The greatest goal of ancient alchemy was to turn lead into gold. As far as we know, none of those early scientists succeeded in performing this miraculous feat. But now, over 1000 years later, an ad hoc team of government bureaucrats, rapacious union leaders, and misguided rank and file members have just about accomplished the reverse: turning the Golden State into a leaden mass.
You’ve probably heard about our two current strikes, one against the major supermarket chains, and the other against the Los Angeles area transit authority. In both cases, the key issue is health care, and who should pay for it. More on that in a moment, but let’s first take a look at strikes and some underlying issues.
For any strike to be effective, there must be a great deal of sympathy to the cause, held by those outside the particular union involved. Decades ago, when a large number of American workers were unionized, and strikes generally produced results very close to the wish list of the union, there was present a feeling of brotherhood amongst those in the labor movement. Just as important though, was the tendency for corporate management to cave-in, based on a “pass along” mentality, whereby any increased costs would be willingly and always absorbed by the hapless consumer.
This would all change as the baby boomers became the prime consumers, in an era where shortages were common, and staggering inflation made the 1950’s look quite wonderful in comparison. Suddenly, the unions could not prevent layoffs, and a great many non-union enterprises were springing up all over the country. Foreign competition entered the marketplace in a big way, and die-hard unionized auto workers noted the inconsistency—at least privately—of bad-mouthing the Japanese while at the same time NOT looking for the union label in their own clothing purchases. Occurring at the same time was the transformation of Joe Sixpack into anything but a reliable Democrat voter, as the Evil party drifted farther and farther to the Left.
Which brings us to today’s state of the unions. With membership rolls way down in the manufacturing industries, what’s left is an odd combination of truckers, public employees, and “food and commercial workers,” such as our grocery employees. The Teamsters have not had a big action in quite a while, and most folks have little empathy for striking public employees. That’s why the grocery action is being watched so closely by all the union leadership. They’re hoping, you see, for a big induced guilt factor to rear its head.
Will shoppers cross picket lines manned by workers they might know personally, dealing with them a few times per week? During the first week, many shoppers preferred to go to unaffected stores, that were extremely crowded. But I don’t see this continuing for too much longer.

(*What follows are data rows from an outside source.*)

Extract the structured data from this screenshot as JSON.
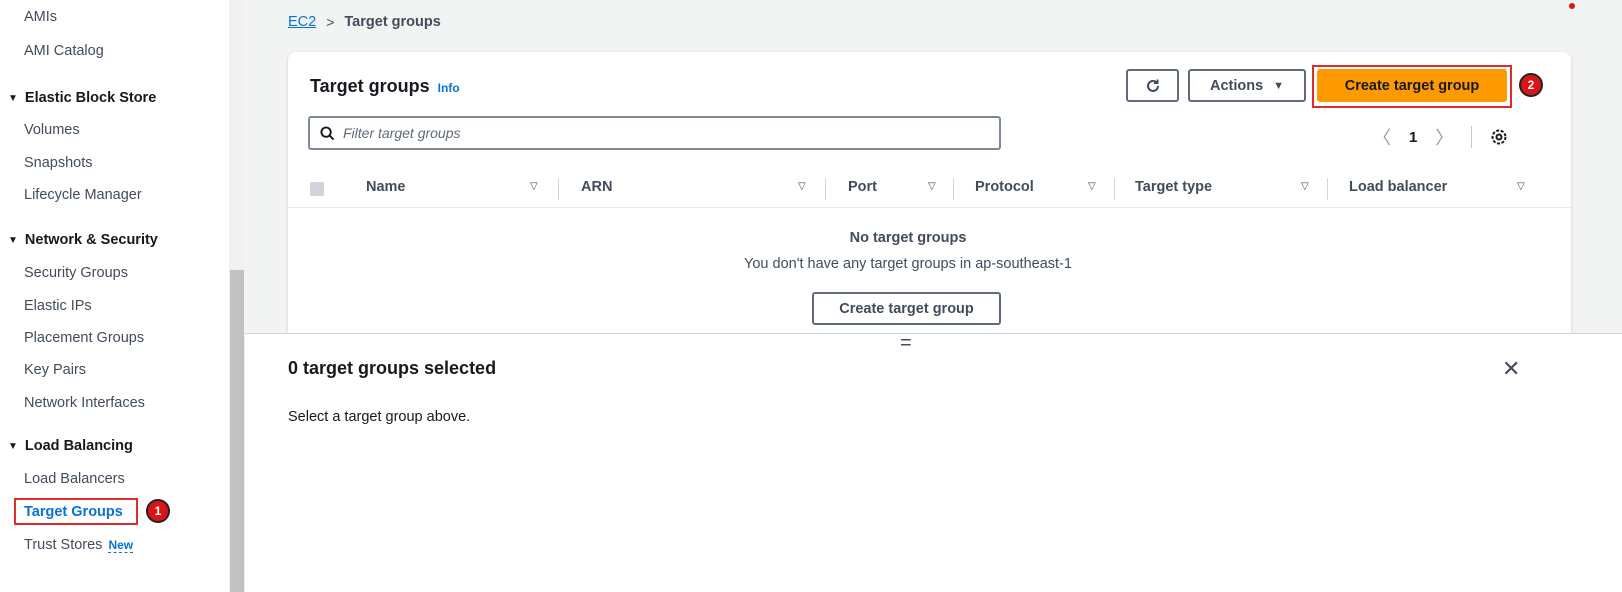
{
  "sidebar": {
    "items_top": [
      {
        "label": "AMIs"
      },
      {
        "label": "AMI Catalog"
      }
    ],
    "sections": [
      {
        "title": "Elastic Block Store",
        "items": [
          {
            "label": "Volumes"
          },
          {
            "label": "Snapshots"
          },
          {
            "label": "Lifecycle Manager"
          }
        ]
      },
      {
        "title": "Network & Security",
        "items": [
          {
            "label": "Security Groups"
          },
          {
            "label": "Elastic IPs"
          },
          {
            "label": "Placement Groups"
          },
          {
            "label": "Key Pairs"
          },
          {
            "label": "Network Interfaces"
          }
        ]
      },
      {
        "title": "Load Balancing",
        "items": [
          {
            "label": "Load Balancers"
          },
          {
            "label": "Target Groups",
            "active": true
          },
          {
            "label": "Trust Stores",
            "tag": "New"
          }
        ]
      }
    ],
    "step_badge": "1"
  },
  "breadcrumb": {
    "root": "EC2",
    "separator": ">",
    "current": "Target groups"
  },
  "panel": {
    "title": "Target groups",
    "info": "Info",
    "actions_label": "Actions",
    "create_label": "Create target group",
    "step_badge": "2",
    "filter_placeholder": "Filter target groups",
    "page_number": "1",
    "columns": [
      "Name",
      "ARN",
      "Port",
      "Protocol",
      "Target type",
      "Load balancer"
    ],
    "empty_title": "No target groups",
    "empty_sub": "You don't have any target groups in ap-southeast-1",
    "empty_button": "Create target group"
  },
  "split": {
    "title": "0 target groups selected",
    "subtitle": "Select a target group above."
  },
  "icons": {
    "refresh": "refresh-icon",
    "caret": "caret-down-icon",
    "search": "search-icon",
    "settings": "gear-icon",
    "close": "close-icon"
  },
  "colors": {
    "accent": "#0972d3",
    "primary_button": "#ff9900",
    "highlight": "#e02b2b"
  }
}
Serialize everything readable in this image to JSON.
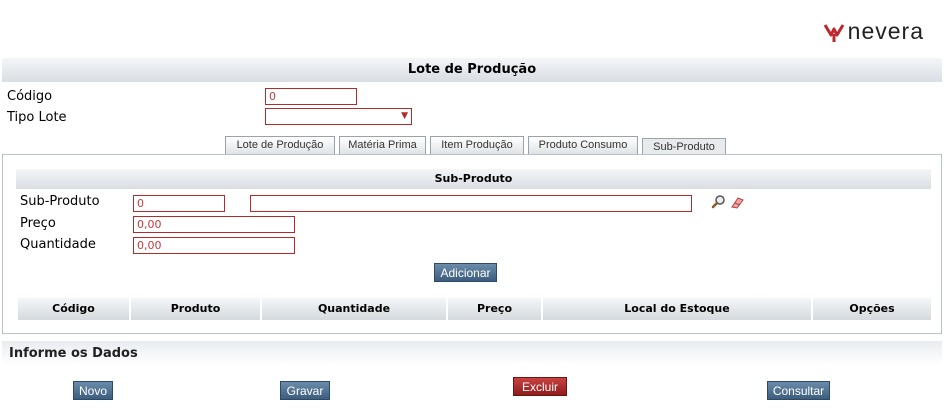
{
  "brand": {
    "name": "nevera"
  },
  "page": {
    "title": "Lote de Produção"
  },
  "form": {
    "codigo_label": "Código",
    "codigo_value": "0",
    "tipo_lote_label": "Tipo Lote",
    "tipo_lote_value": ""
  },
  "tabs": [
    {
      "label": "Lote de Produção",
      "active": false
    },
    {
      "label": "Matéria Prima",
      "active": false
    },
    {
      "label": "Item Produção",
      "active": false
    },
    {
      "label": "Produto Consumo",
      "active": false
    },
    {
      "label": "Sub-Produto",
      "active": true
    }
  ],
  "subproduto": {
    "section_title": "Sub-Produto",
    "sub_produto_label": "Sub-Produto",
    "sub_produto_code": "0",
    "sub_produto_desc": "",
    "preco_label": "Preço",
    "preco_value": "0,00",
    "quantidade_label": "Quantidade",
    "quantidade_value": "0,00",
    "add_button": "Adicionar",
    "search_icon": "magnifier-icon",
    "clear_icon": "eraser-icon"
  },
  "table": {
    "columns": [
      "Código",
      "Produto",
      "Quantidade",
      "Preço",
      "Local do Estoque",
      "Opções"
    ],
    "rows": []
  },
  "footer": {
    "title": "Informe os Dados",
    "buttons": {
      "novo": "Novo",
      "gravar": "Gravar",
      "excluir": "Excluir",
      "consultar": "Consultar"
    }
  },
  "colors": {
    "field_border": "#b52a2a",
    "button_blue": "#3d5d7e",
    "button_red": "#8e1c1c",
    "brand_red": "#c0272d"
  }
}
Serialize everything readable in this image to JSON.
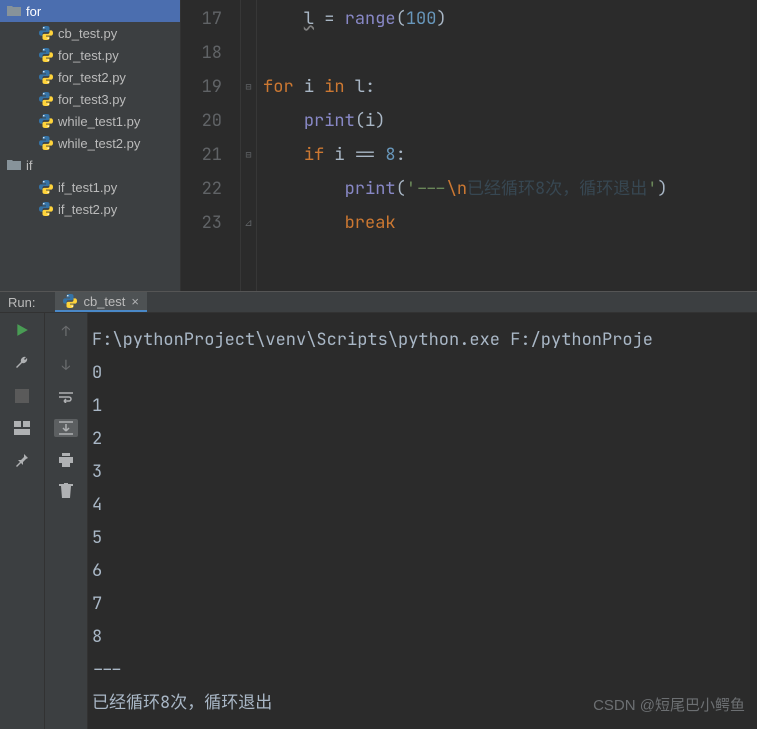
{
  "sidebar": {
    "folders": [
      {
        "name": "for",
        "selected": true
      },
      {
        "name": "if",
        "selected": false
      }
    ],
    "files_for": [
      "cb_test.py",
      "for_test.py",
      "for_test2.py",
      "for_test3.py",
      "while_test1.py",
      "while_test2.py"
    ],
    "files_if": [
      "if_test1.py",
      "if_test2.py"
    ]
  },
  "editor": {
    "first_line_no": 17,
    "lines": [
      {
        "no": 17,
        "tokens": [
          {
            "t": "    ",
            "c": "ident"
          },
          {
            "t": "l",
            "c": "underline-wave ident"
          },
          {
            "t": " = ",
            "c": "ident"
          },
          {
            "t": "range",
            "c": "fn"
          },
          {
            "t": "(",
            "c": "ident"
          },
          {
            "t": "100",
            "c": "num"
          },
          {
            "t": ")",
            "c": "ident"
          }
        ]
      },
      {
        "no": 18,
        "tokens": []
      },
      {
        "no": 19,
        "tokens": [
          {
            "t": "for ",
            "c": "kw"
          },
          {
            "t": "i ",
            "c": "ident"
          },
          {
            "t": "in ",
            "c": "kw"
          },
          {
            "t": "l:",
            "c": "ident"
          }
        ]
      },
      {
        "no": 20,
        "tokens": [
          {
            "t": "    ",
            "c": "ident"
          },
          {
            "t": "print",
            "c": "fn"
          },
          {
            "t": "(i)",
            "c": "ident"
          }
        ]
      },
      {
        "no": 21,
        "tokens": [
          {
            "t": "    ",
            "c": "ident"
          },
          {
            "t": "if ",
            "c": "kw"
          },
          {
            "t": "i == ",
            "c": "ident"
          },
          {
            "t": "8",
            "c": "num"
          },
          {
            "t": ":",
            "c": "ident"
          }
        ]
      },
      {
        "no": 22,
        "tokens": [
          {
            "t": "        ",
            "c": "ident"
          },
          {
            "t": "print",
            "c": "fn"
          },
          {
            "t": "(",
            "c": "ident"
          },
          {
            "t": "'---",
            "c": "str"
          },
          {
            "t": "\\n",
            "c": "esc"
          },
          {
            "t": "已经循环8次，循环退出",
            "c": "cjk"
          },
          {
            "t": "'",
            "c": "str"
          },
          {
            "t": ")",
            "c": "ident"
          }
        ]
      },
      {
        "no": 23,
        "tokens": [
          {
            "t": "        ",
            "c": "ident"
          },
          {
            "t": "break",
            "c": "kw"
          }
        ]
      }
    ]
  },
  "run": {
    "label": "Run:",
    "tab_name": "cb_test",
    "output_header": "F:\\pythonProject\\venv\\Scripts\\python.exe F:/pythonProje",
    "lines": [
      "0",
      "1",
      "2",
      "3",
      "4",
      "5",
      "6",
      "7",
      "8",
      "---",
      "已经循环8次，循环退出"
    ]
  },
  "watermark": "CSDN @短尾巴小鳄鱼"
}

Once the “Spring break” atmosphere fades away, with workers missing paychecks, and shoppers getting tired of being inconvenienced, the trickle across the lines will turn into a flood. There have already been quotes in local newspapers expressing surprise at the high pay and generous benefits earned by these relatively unskilled workers. Moreover, replacement workers have been hired, and if it were me on strike, I would be getting real nervous seeing 18-year-old kids, being trained for less than a day, replacing me with few problems.
As to the health care matter, this is now the albatross around the neck of the entire free world. In all countries except the US, it is universally paid for by the government. While the quality of nationalized health care leaves much to be desired, the patients mostly like it since it is “free,” about as much as the providers hate it, since their incomes and modes of treatment are both severely limited. In Canada, to the extent the system works at all, it is because the desperate patient can always go south of the border, rather than wait a year for his diagnostic procedure or non-emergency treatment. In Europe, especially the UK, you won’t see an executive recruitment advertisement without the words “paid private health plan.”
In our country, what started out as catastrophic insurance for major medical expenses morphed into essentially all expenses paid coverage, with a small deductible. It’s this deductible or co-pay that the unions are fighting now. Never mind that the care dished out by many of these plans is hardly first rate—but that’s fodder for another essay.
As our population grows older and sicker, the continuing health care funding crisis will become the 500-pound gorilla of all government policy, and neither the Evil party nor the Stupid party will have the guts to do anything about it.